## EXERCISE INSTRUCTIONS
Scan the entries below for the word "author". Copy out every line in which it occurs.

___ AVAILABLE RECORDS ___

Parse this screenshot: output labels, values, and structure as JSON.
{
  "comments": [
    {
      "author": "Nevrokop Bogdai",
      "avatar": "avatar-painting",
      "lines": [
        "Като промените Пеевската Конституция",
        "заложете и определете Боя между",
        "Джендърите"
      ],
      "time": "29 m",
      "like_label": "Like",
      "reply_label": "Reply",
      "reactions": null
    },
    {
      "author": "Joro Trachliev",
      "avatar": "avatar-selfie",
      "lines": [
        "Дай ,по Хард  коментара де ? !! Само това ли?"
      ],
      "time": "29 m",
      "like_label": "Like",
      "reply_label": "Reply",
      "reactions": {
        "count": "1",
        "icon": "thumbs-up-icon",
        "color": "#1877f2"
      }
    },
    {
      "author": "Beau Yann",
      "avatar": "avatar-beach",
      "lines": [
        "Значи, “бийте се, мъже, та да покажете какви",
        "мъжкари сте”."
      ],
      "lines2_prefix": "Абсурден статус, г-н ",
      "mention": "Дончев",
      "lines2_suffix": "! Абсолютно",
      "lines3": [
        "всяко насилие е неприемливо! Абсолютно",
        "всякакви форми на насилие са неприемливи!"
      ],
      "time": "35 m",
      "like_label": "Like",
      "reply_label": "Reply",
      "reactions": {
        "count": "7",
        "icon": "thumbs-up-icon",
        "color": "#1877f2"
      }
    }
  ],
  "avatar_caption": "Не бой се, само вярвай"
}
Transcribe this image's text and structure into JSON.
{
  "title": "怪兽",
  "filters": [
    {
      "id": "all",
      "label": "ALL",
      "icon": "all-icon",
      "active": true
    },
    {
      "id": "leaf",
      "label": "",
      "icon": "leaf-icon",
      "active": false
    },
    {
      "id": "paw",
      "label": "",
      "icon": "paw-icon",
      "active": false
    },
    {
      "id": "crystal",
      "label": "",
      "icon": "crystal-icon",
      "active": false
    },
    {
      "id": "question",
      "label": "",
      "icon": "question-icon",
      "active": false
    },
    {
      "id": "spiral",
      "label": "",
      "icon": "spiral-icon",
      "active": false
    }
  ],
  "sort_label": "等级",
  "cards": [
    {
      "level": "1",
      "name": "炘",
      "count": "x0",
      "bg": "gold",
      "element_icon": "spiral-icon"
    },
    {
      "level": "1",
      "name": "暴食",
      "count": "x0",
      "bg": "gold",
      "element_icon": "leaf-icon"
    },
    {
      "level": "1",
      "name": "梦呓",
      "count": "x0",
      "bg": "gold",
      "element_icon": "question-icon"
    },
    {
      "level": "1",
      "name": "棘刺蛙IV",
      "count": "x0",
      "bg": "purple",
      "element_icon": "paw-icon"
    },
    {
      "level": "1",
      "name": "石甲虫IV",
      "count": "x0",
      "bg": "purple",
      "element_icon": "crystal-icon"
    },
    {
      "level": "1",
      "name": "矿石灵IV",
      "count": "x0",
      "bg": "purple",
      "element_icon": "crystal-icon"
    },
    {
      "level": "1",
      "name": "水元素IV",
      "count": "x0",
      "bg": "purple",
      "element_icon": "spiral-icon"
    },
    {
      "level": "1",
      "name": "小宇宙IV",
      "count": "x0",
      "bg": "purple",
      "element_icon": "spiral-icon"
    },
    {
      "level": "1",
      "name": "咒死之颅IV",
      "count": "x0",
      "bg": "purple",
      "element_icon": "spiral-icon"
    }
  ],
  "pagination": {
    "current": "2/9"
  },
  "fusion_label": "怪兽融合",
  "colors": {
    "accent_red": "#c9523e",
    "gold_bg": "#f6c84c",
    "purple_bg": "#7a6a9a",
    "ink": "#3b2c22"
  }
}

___

## FINAL ANSWER
      "author": "Nevrokop Bogdai",
      "author": "Joro Trachliev",
      "author": "Beau Yann",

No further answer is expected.